Respiratory depression is associated with the overdose of opioids or benzodiazepines. Is respiratory depression associated with the overdose of cannabinoids?

  1. Herkenham M, Lynn AB, Little MD, et al. Cannabinoid receptor localization in brain. Proc Natl Acad Sci USA. 1990; 87:1932–1936.

What are phytocannabinoids?

  1. Atakan Z. “Cannabis, a complex plant: different compounds and different effects on individuals.” Therapeutic advances in psychopharmacology 2012; 2(6): 241-54
  2. ElSohly, M. A. and W. Gul. 2014. Handbook of cannabis (Chapter 2). Oxford, UK: Oxford University Press: P.20.
  3. Mehmedic Z, Chandra S, Slade D, et al. Potency trends of Δ9-THC and other cannabinoids in confiscated cannabis preparations from 1993 to 2008. J Forensic Sci. 2010;55(5):1209-1217.

The terms cannabis, marijuana and hemp are often used interchangeably; however, the terms actually have different meanings. What is cannabis? What is marijuana? What is hemp? Is the hemp plant a cannabis plant?

  1. Agriculture Improvement Act of 2018, HR2, Subtitle G-Hemp Production, Sec. 297A (Definitions) (2018). https://www.congress.gov/bill/115th-congress/house-bill/2/text?format=txt Accessed 1/2/19.
  2. Fortenbery TR, Bennett M. Opportunities for Commercial Hemp Production. Review of Agricultural Economics, 2004, 26 (1), 97–117.
  3. Hazekamp A, Fischedick JT. Cannabis–from cultivar to chemovar. Drug Testing and Analysis, 2012; 4 (special issue): 660-7.
  4. Kane B. Medical Marijuana: the continuing story. Ann Intern Med.2001; 134(12):1159-1162
  5. Pollio A. The Name of Cannabis: A Short Guide for Non-botanists. Cannabis Cannabinoid Res. 2016;1(1):234-238.

What are terpenes (terpenoids)?

  1. Russo EB. Taming THC:potential cannabis synergy and phytocannabinoid-terpenoid entourage effects. Br J of Pharmacolo. 2011;163(7):1344-1364. doi:10.1111/j.1476-5381.2011.01238.

Briefly describe the health effects of delta-9-tetrahydrocannabinol.

  1. ElSohly, M. A. and W. Gul. 2014. Handbook of cannabis (Chapter 2). Oxford, UK: Oxford University Press: P.20.

In 2017, the National Academies of Sciences, Engineering and Medicine(NASEM) published the Health Effects of Cannabis and Cannabinoids: The Current State of Evidence and Recommendations for Research.
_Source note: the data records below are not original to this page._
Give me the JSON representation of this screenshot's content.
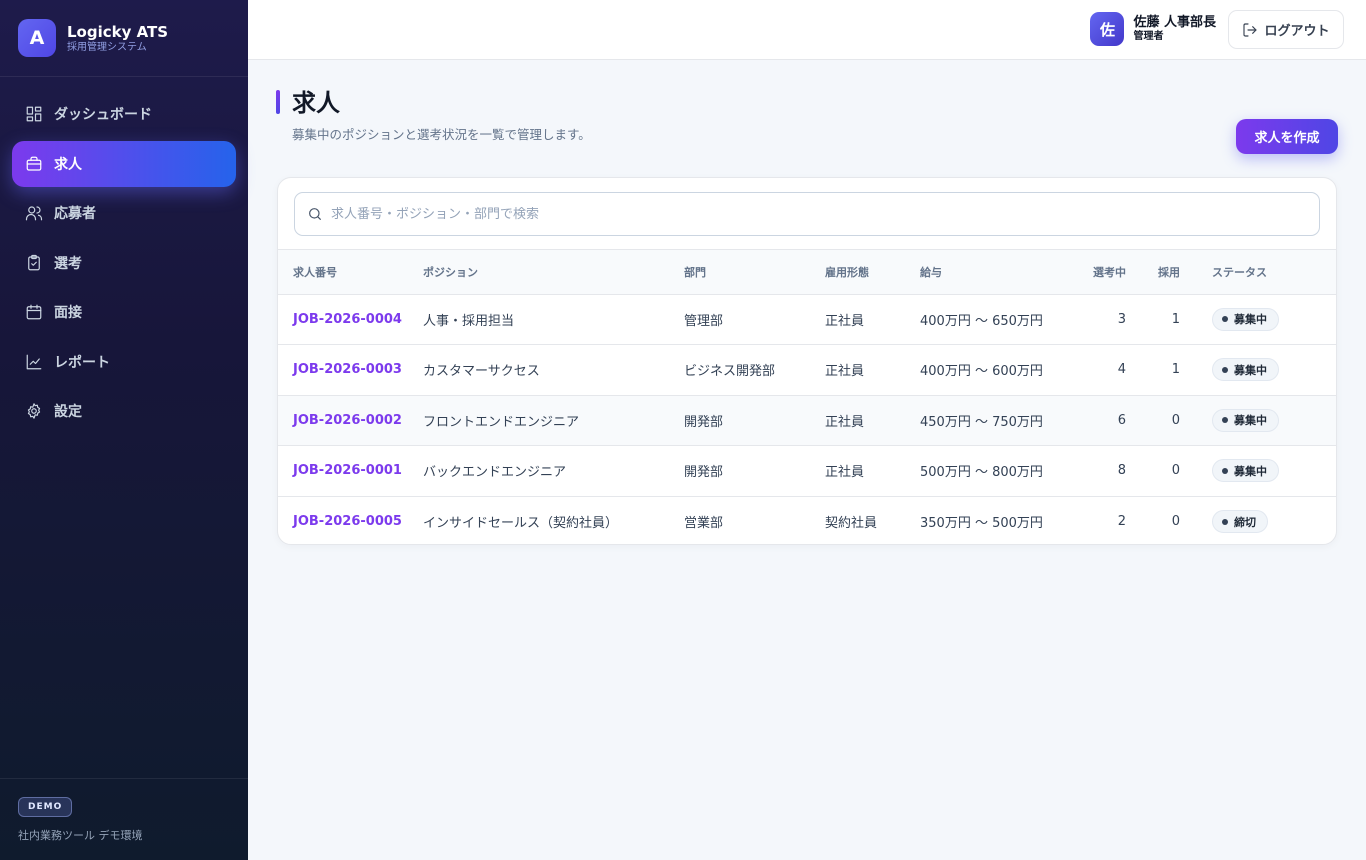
{
  "brand": {
    "logo": "A",
    "title": "Logicky ATS",
    "subtitle": "採用管理システム"
  },
  "nav": [
    {
      "label": "ダッシュボード",
      "icon": "dashboard-icon",
      "active": false
    },
    {
      "label": "求人",
      "icon": "briefcase-icon",
      "active": true
    },
    {
      "label": "応募者",
      "icon": "users-icon",
      "active": false
    },
    {
      "label": "選考",
      "icon": "clipboard-icon",
      "active": false
    },
    {
      "label": "面接",
      "icon": "calendar-icon",
      "active": false
    },
    {
      "label": "レポート",
      "icon": "chart-icon",
      "active": false
    },
    {
      "label": "設定",
      "icon": "gear-icon",
      "active": false
    }
  ],
  "footer": {
    "badge": "DEMO",
    "note": "社内業務ツール デモ環境"
  },
  "header": {
    "avatar": "佐",
    "user_name": "佐藤 人事部長",
    "user_role": "管理者",
    "logout_label": "ログアウト"
  },
  "page": {
    "title": "求人",
    "subtitle": "募集中のポジションと選考状況を一覧で管理します。",
    "create_label": "求人を作成"
  },
  "search": {
    "placeholder": "求人番号・ポジション・部門で検索",
    "value": ""
  },
  "table": {
    "headers": [
      "求人番号",
      "ポジション",
      "部門",
      "雇用形態",
      "給与",
      "選考中",
      "採用",
      "ステータス"
    ],
    "rows": [
      {
        "id": "JOB-2026-0004",
        "position": "人事・採用担当",
        "dept": "管理部",
        "type": "正社員",
        "salary": "400万円 〜 650万円",
        "in_process": "3",
        "hired": "1",
        "status": "募集中"
      },
      {
        "id": "JOB-2026-0003",
        "position": "カスタマーサクセス",
        "dept": "ビジネス開発部",
        "type": "正社員",
        "salary": "400万円 〜 600万円",
        "in_process": "4",
        "hired": "1",
        "status": "募集中"
      },
      {
        "id": "JOB-2026-0002",
        "position": "フロントエンドエンジニア",
        "dept": "開発部",
        "type": "正社員",
        "salary": "450万円 〜 750万円",
        "in_process": "6",
        "hired": "0",
        "status": "募集中"
      },
      {
        "id": "JOB-2026-0001",
        "position": "バックエンドエンジニア",
        "dept": "開発部",
        "type": "正社員",
        "salary": "500万円 〜 800万円",
        "in_process": "8",
        "hired": "0",
        "status": "募集中"
      },
      {
        "id": "JOB-2026-0005",
        "position": "インサイドセールス（契約社員）",
        "dept": "営業部",
        "type": "契約社員",
        "salary": "350万円 〜 500万円",
        "in_process": "2",
        "hired": "0",
        "status": "締切"
      }
    ]
  },
  "colors": {
    "accent": "#7c3aed",
    "accent2": "#2563eb",
    "sidebar_bg": "#1e1b4b",
    "page_bg": "#f4f7fb"
  }
}
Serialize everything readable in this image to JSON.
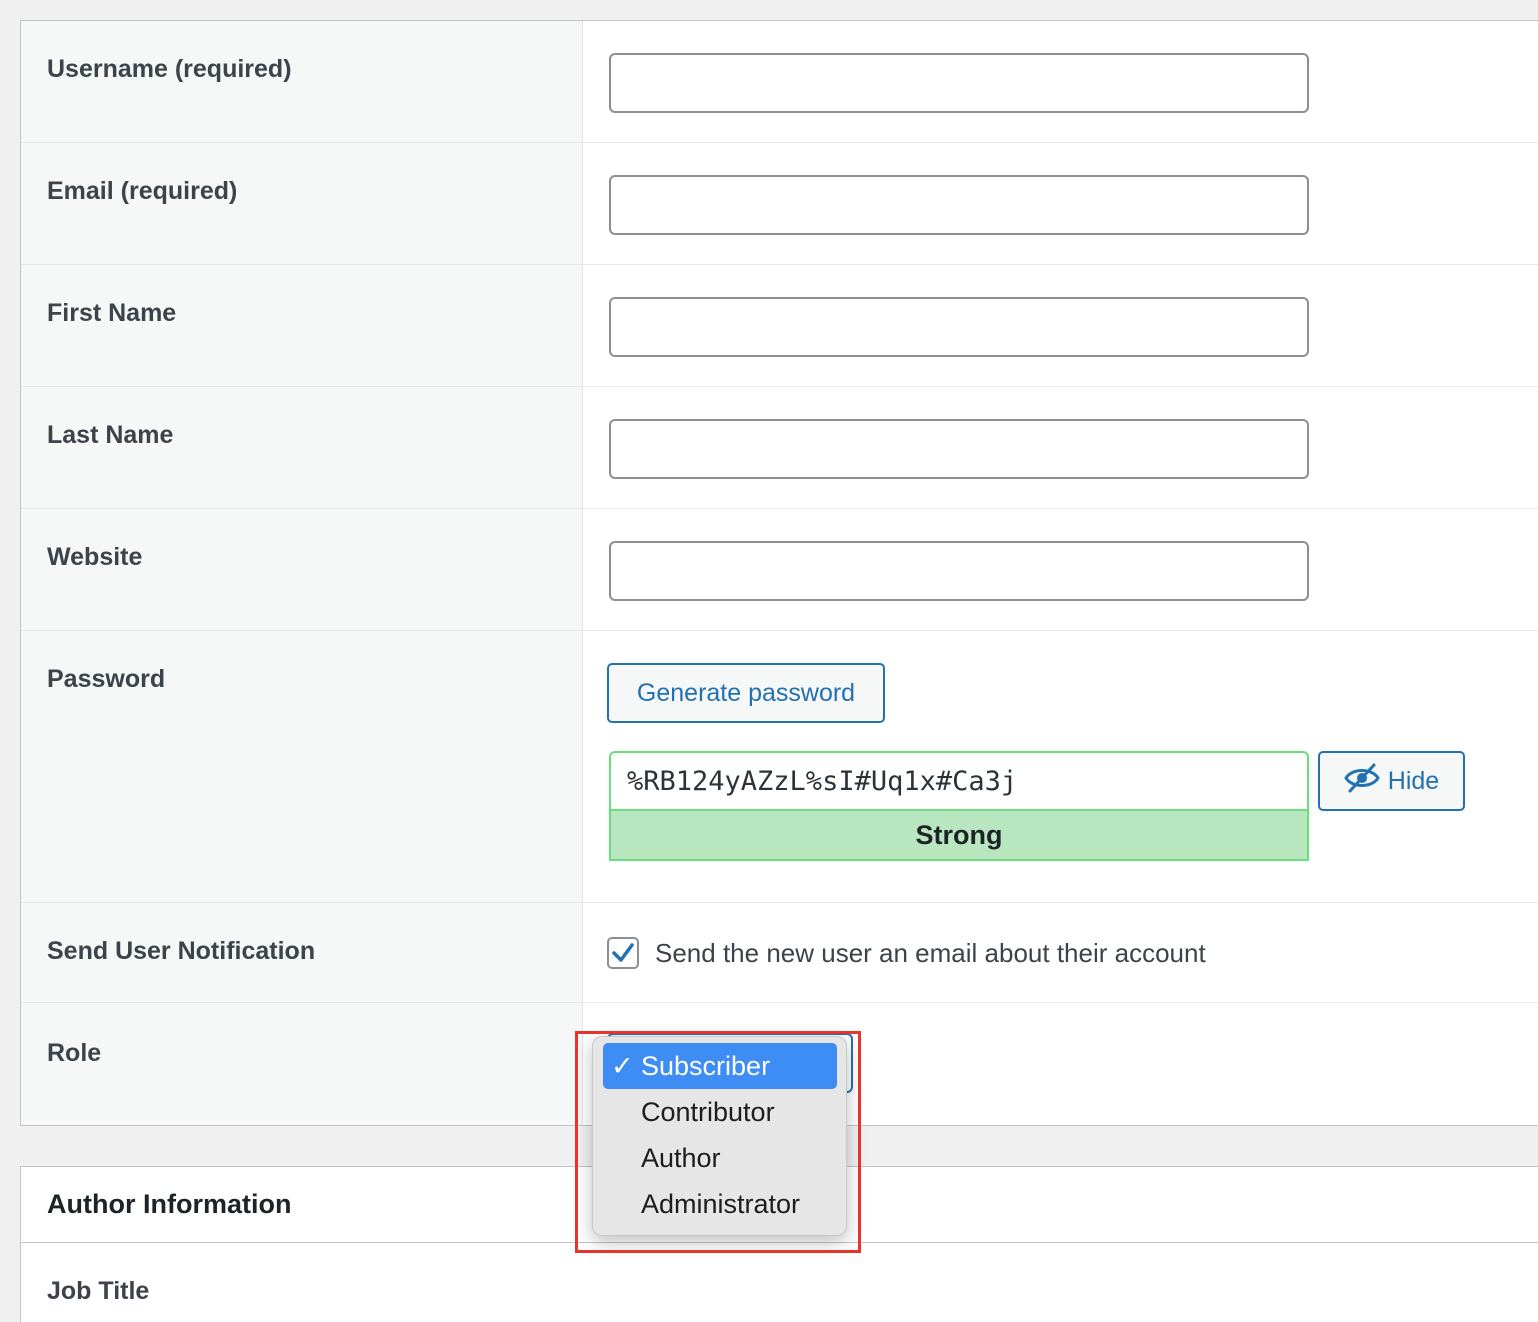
{
  "form": {
    "username_label": "Username (required)",
    "email_label": "Email (required)",
    "first_name_label": "First Name",
    "last_name_label": "Last Name",
    "website_label": "Website",
    "password_label": "Password",
    "generate_password_label": "Generate password",
    "password_value": "%RB124yAZzL%sI#Uq1x#Ca3j",
    "hide_label": "Hide",
    "strength_label": "Strong",
    "notification_label": "Send User Notification",
    "notification_checkbox_label": "Send the new user an email about their account",
    "notification_checked": true,
    "role_label": "Role"
  },
  "role_dropdown": {
    "selected": "Subscriber",
    "options": [
      "Subscriber",
      "Contributor",
      "Author",
      "Administrator"
    ],
    "check_glyph": "✓"
  },
  "author_section": {
    "title": "Author Information",
    "job_title_label": "Job Title"
  },
  "colors": {
    "accent": "#2271b1",
    "strong_bg": "#b8e6bf",
    "strong_border": "#68de7c",
    "highlight": "#e8352b",
    "dropdown_selected": "#3d8df5"
  }
}
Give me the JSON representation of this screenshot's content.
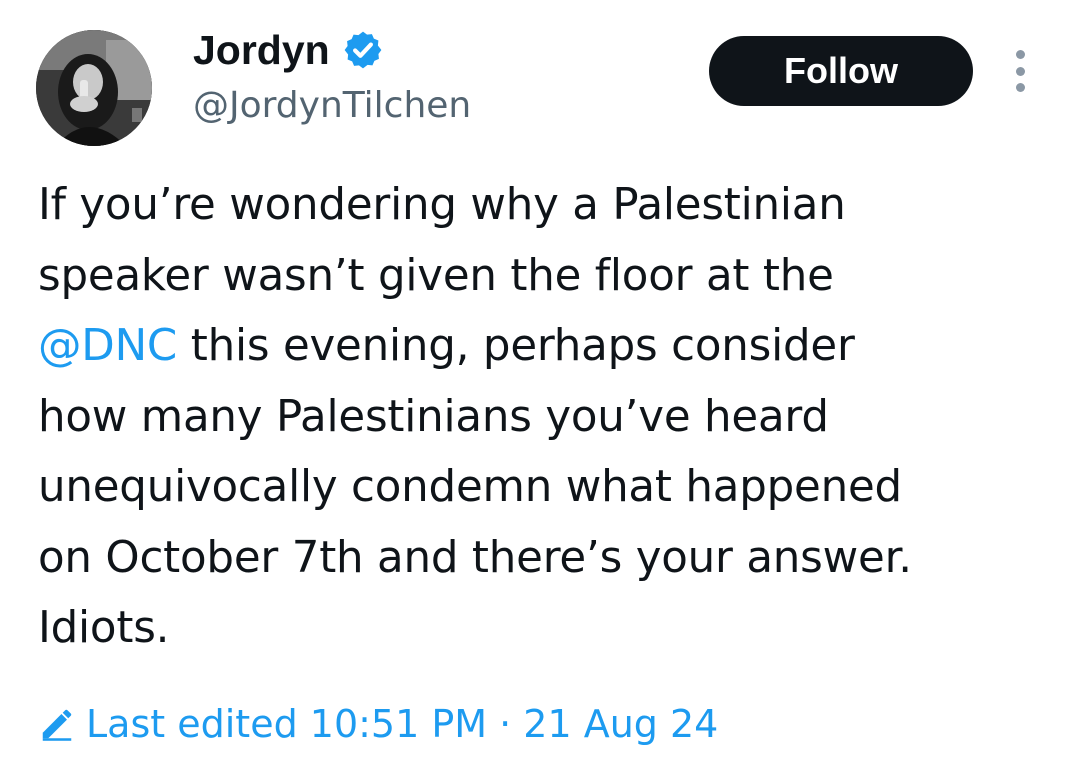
{
  "author": {
    "display_name": "Jordyn",
    "handle": "@JordynTilchen",
    "verified_icon": "verified-badge-icon",
    "verified_color": "#1d9bf0"
  },
  "actions": {
    "follow_label": "Follow",
    "more_icon": "more-vertical-icon"
  },
  "tweet": {
    "lines": [
      {
        "prefix": "If you’re wondering why a Palestinian"
      },
      {
        "prefix": "speaker wasn’t given the floor at the"
      },
      {
        "mention": "@DNC",
        "rest": " this evening, perhaps consider"
      },
      {
        "prefix": "how many Palestinians you’ve heard"
      },
      {
        "prefix": "unequivocally condemn what happened"
      },
      {
        "prefix": "on October 7th and there’s your answer."
      },
      {
        "prefix": "Idiots."
      }
    ]
  },
  "edited": {
    "icon": "pencil-icon",
    "label": "Last edited 10:51 PM · 21 Aug 24"
  },
  "colors": {
    "accent": "#1d9bf0",
    "text": "#0f1419",
    "secondary": "#536471",
    "button_bg": "#0f1419"
  }
}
Did the results of the research indicate that cannabis-based products are effective?

TMCIGlobal Provides Online, Science-based Continuing Education on Medical Cannabis

Bridging the Gap for Medical Professionals

The Medical Cannabis Institute (TMCIGlobal) aims to educate researchers seeking to gain a broader understanding of the medical use of cannabis. Since 2013, TMCIGlobal has provided accredited medical cannabis education to healthcare practitioners.

TMCIGlobal has provided cannabis education to knowledge seekers all across the United States, and in 34 countries across six continents. Through our site, learners have earned over 36,000 hours of continuing education credit.

TMCIGlobal’s faculty includes subject matter experts and leading medical professionals working together to develop the highest-quality medical cannabis education.